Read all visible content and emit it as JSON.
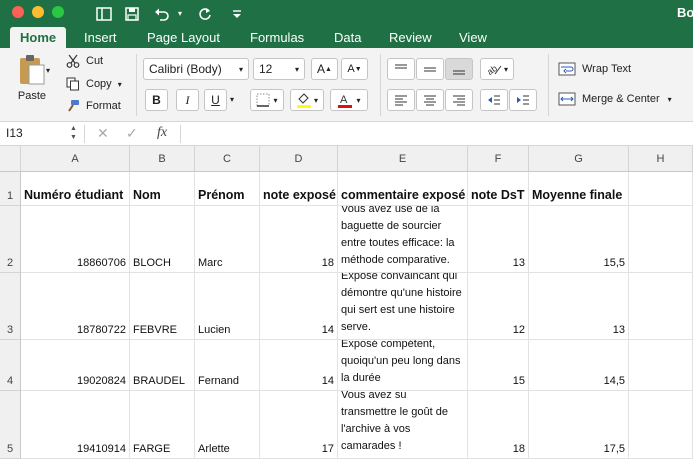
{
  "titlebar": {
    "title": "Bo"
  },
  "tabs": [
    "Home",
    "Insert",
    "Page Layout",
    "Formulas",
    "Data",
    "Review",
    "View"
  ],
  "ribbon": {
    "paste": "Paste",
    "cut": "Cut",
    "copy": "Copy",
    "format": "Format",
    "font_name": "Calibri (Body)",
    "font_size": "12",
    "bold": "B",
    "italic": "I",
    "underline": "U",
    "wrap_text": "Wrap Text",
    "merge_center": "Merge & Center"
  },
  "formula_bar": {
    "name_box": "I13",
    "fx": "fx",
    "value": ""
  },
  "columns": [
    "A",
    "B",
    "C",
    "D",
    "E",
    "F",
    "G",
    "H"
  ],
  "rows": [
    {
      "num": "1",
      "a": "Numéro étudiant",
      "b": "Nom",
      "c": "Prénom",
      "d": "note exposé",
      "e": "commentaire exposé",
      "f": "note DsT",
      "g": "Moyenne finale"
    },
    {
      "num": "2",
      "a": "18860706",
      "b": "BLOCH",
      "c": "Marc",
      "d": "18",
      "e": "Vous avez usé de la baguette de sourcier entre toutes efficace: la méthode comparative.",
      "f": "13",
      "g": "15,5"
    },
    {
      "num": "3",
      "a": "18780722",
      "b": "FEBVRE",
      "c": "Lucien",
      "d": "14",
      "e": "Exposé convaincant qui démontre qu'une histoire qui sert est une histoire serve.",
      "f": "12",
      "g": "13"
    },
    {
      "num": "4",
      "a": "19020824",
      "b": "BRAUDEL",
      "c": "Fernand",
      "d": "14",
      "e": "Exposé compétent, quoiqu'un peu long dans la durée",
      "f": "15",
      "g": "14,5"
    },
    {
      "num": "5",
      "a": "19410914",
      "b": "FARGE",
      "c": "Arlette",
      "d": "17",
      "e": "Vous avez su transmettre le goût de l'archive à vos camarades !",
      "f": "18",
      "g": "17,5"
    }
  ],
  "colors": {
    "excel_green": "#1f7145",
    "ribbon_bg": "#f3f3f3",
    "highlight_yellow": "#ffff00",
    "font_red": "#e01010"
  }
}
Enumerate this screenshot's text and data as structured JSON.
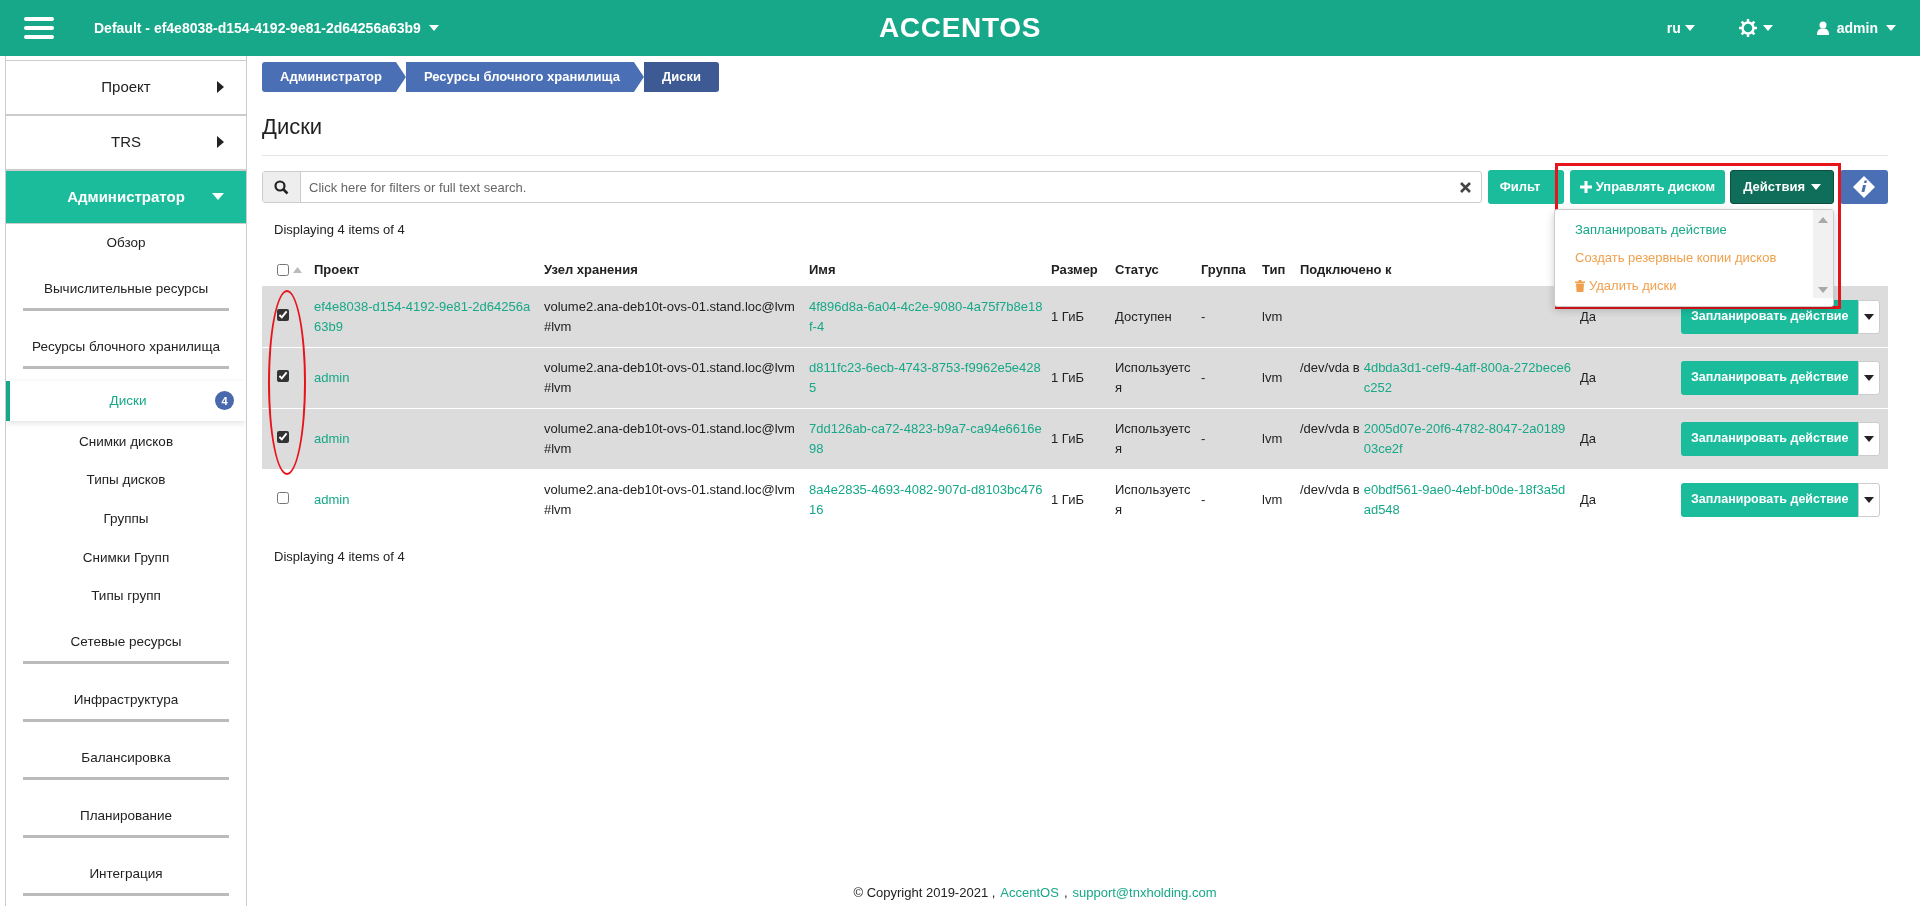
{
  "header": {
    "project": "Default - ef4e8038-d154-4192-9e81-2d64256a63b9",
    "logo": "ACCENTOS",
    "language": "ru",
    "user": "admin"
  },
  "sidebar": {
    "items": [
      {
        "label": "Проект",
        "expanded": false
      },
      {
        "label": "TRS",
        "expanded": false
      },
      {
        "label": "Администратор",
        "expanded": true,
        "children": [
          {
            "kind": "link",
            "label": "Обзор",
            "selected": false
          },
          {
            "kind": "group",
            "label": "Вычислительные ресурсы"
          },
          {
            "kind": "group",
            "label": "Ресурсы блочного хранилища"
          },
          {
            "kind": "link",
            "label": "Диски",
            "selected": true,
            "badge": "4"
          },
          {
            "kind": "link",
            "label": "Снимки дисков",
            "selected": false
          },
          {
            "kind": "link",
            "label": "Типы дисков",
            "selected": false
          },
          {
            "kind": "link",
            "label": "Группы",
            "selected": false
          },
          {
            "kind": "link",
            "label": "Снимки Групп",
            "selected": false
          },
          {
            "kind": "link",
            "label": "Типы групп",
            "selected": false
          },
          {
            "kind": "group",
            "label": "Сетевые ресурсы"
          },
          {
            "kind": "group",
            "label": "Инфраструктура"
          },
          {
            "kind": "group",
            "label": "Балансировка"
          },
          {
            "kind": "group",
            "label": "Планирование"
          },
          {
            "kind": "group",
            "label": "Интеграция"
          }
        ]
      }
    ]
  },
  "breadcrumbs": [
    {
      "label": "Администратор",
      "selected": false
    },
    {
      "label": "Ресурсы блочного хранилища",
      "selected": false
    },
    {
      "label": "Диски",
      "selected": true
    }
  ],
  "title": "Диски",
  "search": {
    "placeholder": "Click here for filters or full text search."
  },
  "buttons": {
    "filter": "Фильт",
    "manage": "Управлять диском",
    "actions": "Действия"
  },
  "actions_menu": [
    {
      "kind": "plain",
      "label": "Запланировать действие"
    },
    {
      "kind": "warning",
      "label": "Создать резервные копии дисков"
    },
    {
      "kind": "delete",
      "label": "Удалить диски"
    }
  ],
  "count_top": "Displaying 4 items of 4",
  "table": {
    "select_all_checked": false,
    "columns": [
      "Проект",
      "Узел хранения",
      "Имя",
      "Размер",
      "Статус",
      "Группа",
      "Тип",
      "Подключено к"
    ],
    "rows": [
      {
        "checked": true,
        "project": "ef4e8038-d154-4192-9e81-2d64256a63b9",
        "host": "volume2.ana-deb10t-ovs-01.stand.loc@lvm#lvm",
        "name": "4f896d8a-6a04-4c2e-9080-4a75f7b8e18f-4",
        "size": "1 ГиБ",
        "status": "Доступен",
        "group": "-",
        "type": "lvm",
        "column_9": "Да",
        "action": "Запланировать действие"
      },
      {
        "checked": true,
        "project": "admin",
        "host": "volume2.ana-deb10t-ovs-01.stand.loc@lvm#lvm",
        "name": "d811fc23-6ecb-4743-8753-f9962e5e4285",
        "size": "1 ГиБ",
        "status": "Используется",
        "group": "-",
        "type": "lvm",
        "attached": {
          "prefix": "/dev/vda в",
          "link": "4dbda3d1-cef9-4aff-800a-272bece6c252"
        },
        "column_9": "Да",
        "action": "Запланировать действие"
      },
      {
        "checked": true,
        "project": "admin",
        "host": "volume2.ana-deb10t-ovs-01.stand.loc@lvm#lvm",
        "name": "7dd126ab-ca72-4823-b9a7-ca94e6616e98",
        "size": "1 ГиБ",
        "status": "Используется",
        "group": "-",
        "type": "lvm",
        "attached": {
          "prefix": "/dev/vda в",
          "link": "2005d07e-20f6-4782-8047-2a018903ce2f"
        },
        "column_9": "Да",
        "action": "Запланировать действие"
      },
      {
        "checked": false,
        "project": "admin",
        "host": "volume2.ana-deb10t-ovs-01.stand.loc@lvm#lvm",
        "name": "8a4e2835-4693-4082-907d-d8103bc47616",
        "size": "1 ГиБ",
        "status": "Используется",
        "group": "-",
        "type": "lvm",
        "attached": {
          "prefix": "/dev/vda в",
          "link": "e0bdf561-9ae0-4ebf-b0de-18f3a5dad548"
        },
        "column_9": "Да",
        "action": "Запланировать действие"
      }
    ]
  },
  "count_bottom": "Displaying 4 items of 4",
  "footer": [
    {
      "kind": "text",
      "text": "© Copyright 2019-2021 ,"
    },
    {
      "kind": "link",
      "text": "AccentOS"
    },
    {
      "kind": "text",
      "text": ","
    },
    {
      "kind": "link",
      "text": "support@tnxholding.com"
    }
  ]
}
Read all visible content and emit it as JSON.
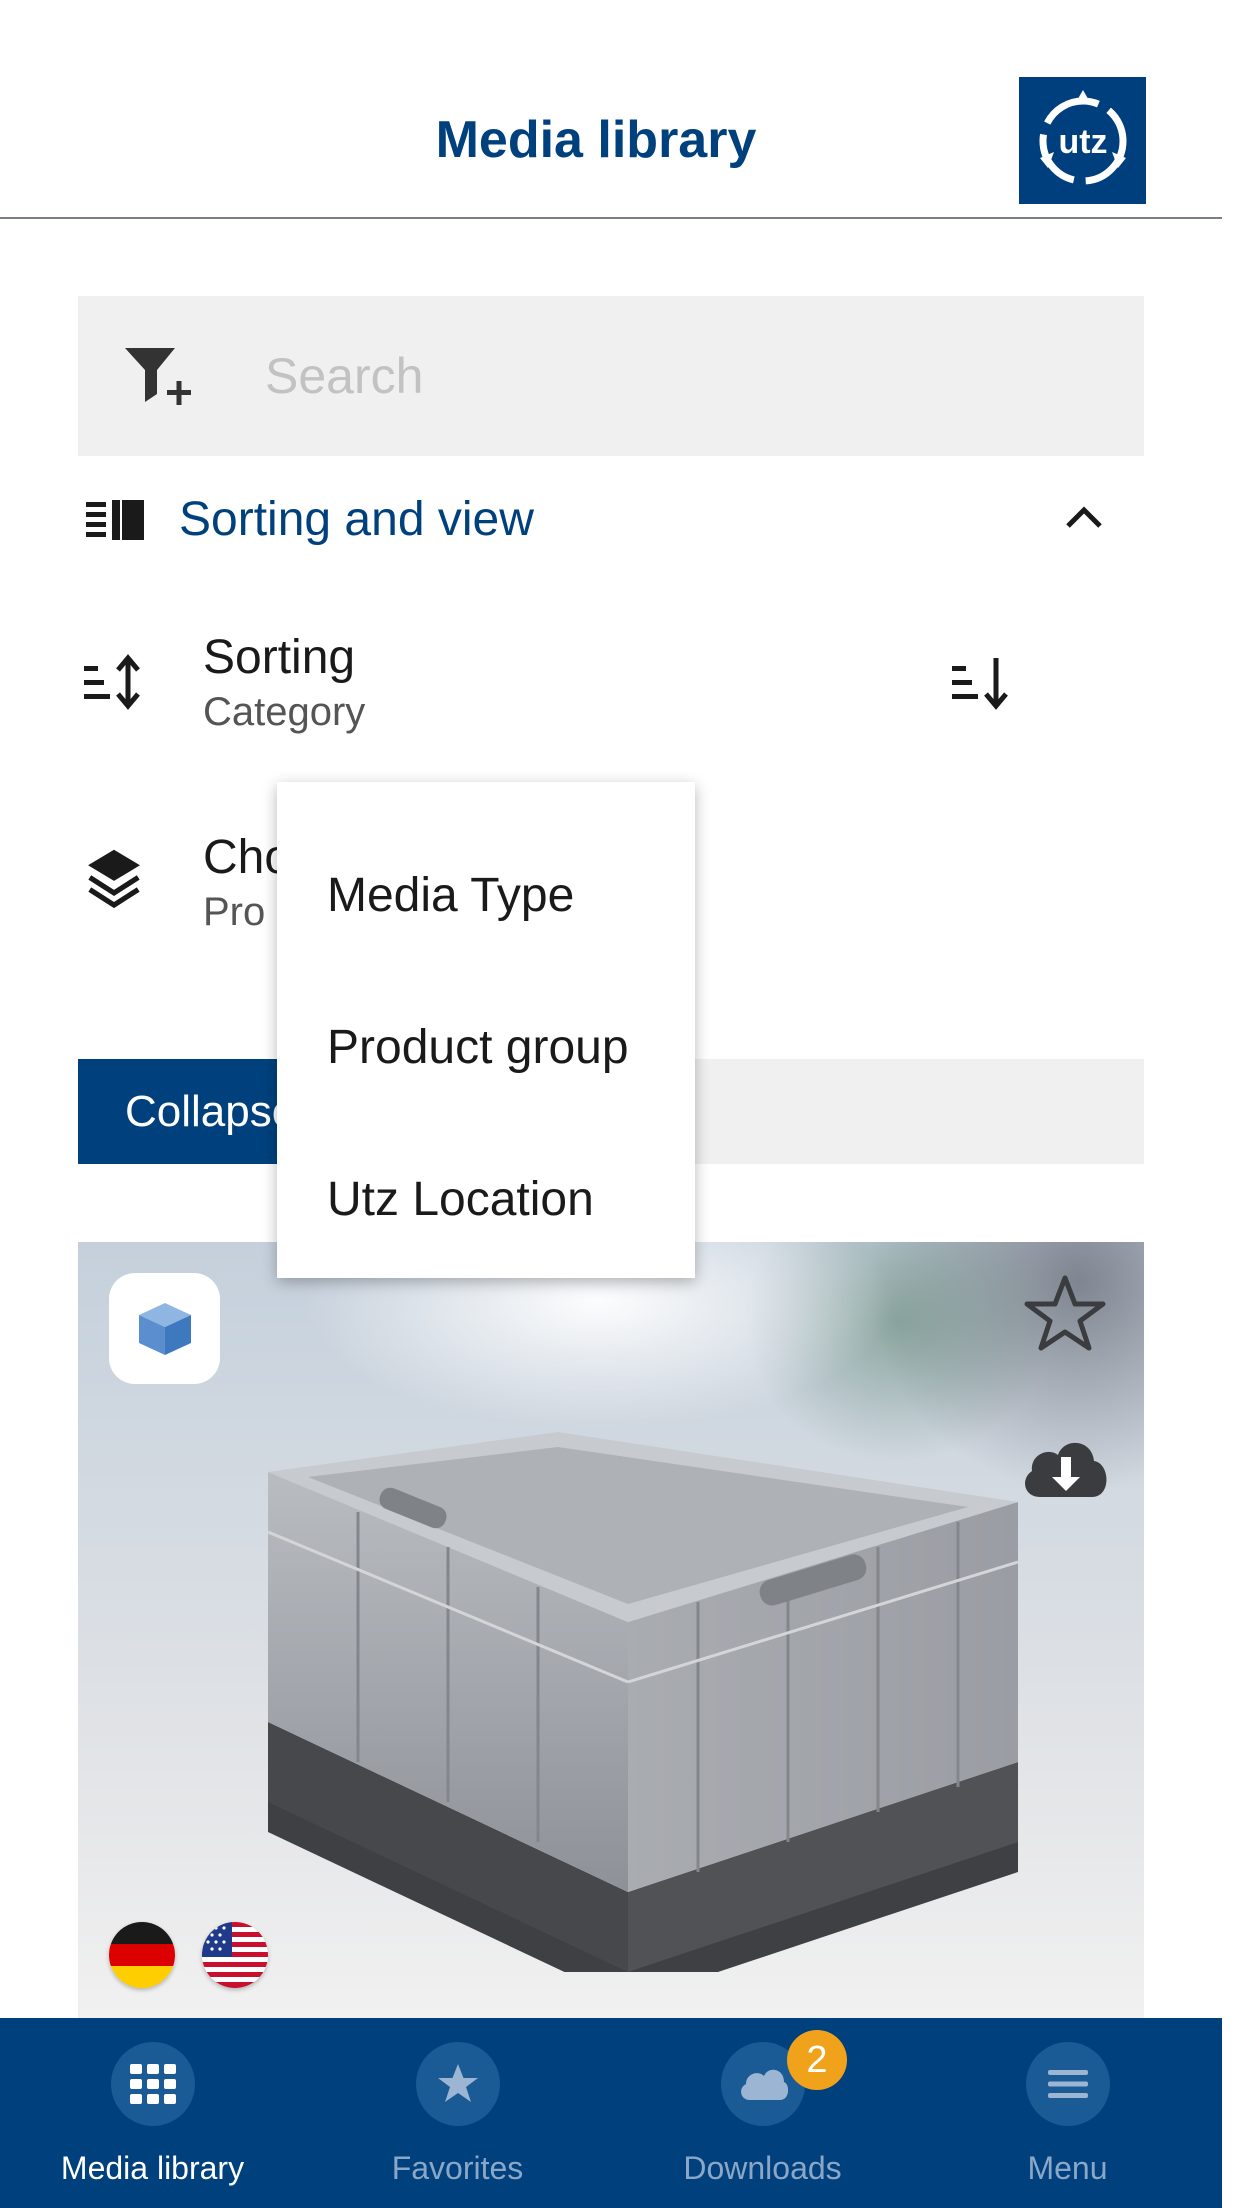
{
  "header": {
    "title": "Media library",
    "logo_text": "utz"
  },
  "search": {
    "placeholder": "Search",
    "filter_icon": "filter-add-icon"
  },
  "sorting_view": {
    "label": "Sorting and view",
    "expanded": true
  },
  "sorting": {
    "title": "Sorting",
    "value": "Category",
    "direction_icon": "sort-descending-icon"
  },
  "choose": {
    "title": "Cho",
    "value": "Pro"
  },
  "collapse": {
    "label": "Collapse"
  },
  "dropdown": {
    "options": [
      "Media Type",
      "Product group",
      "Utz Location"
    ]
  },
  "card": {
    "type_icon": "3d-cube-icon",
    "languages": [
      "German",
      "US English"
    ]
  },
  "tabs": [
    {
      "label": "Media library",
      "icon": "grid-icon",
      "active": true
    },
    {
      "label": "Favorites",
      "icon": "star-icon",
      "active": false
    },
    {
      "label": "Downloads",
      "icon": "cloud-icon",
      "active": false,
      "badge": "2"
    },
    {
      "label": "Menu",
      "icon": "menu-icon",
      "active": false
    }
  ],
  "colors": {
    "brand": "#00417d",
    "badge": "#f0a21b",
    "panel": "#f0f0f0"
  }
}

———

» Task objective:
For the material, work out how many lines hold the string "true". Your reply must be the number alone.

» Solution for this exercise:
8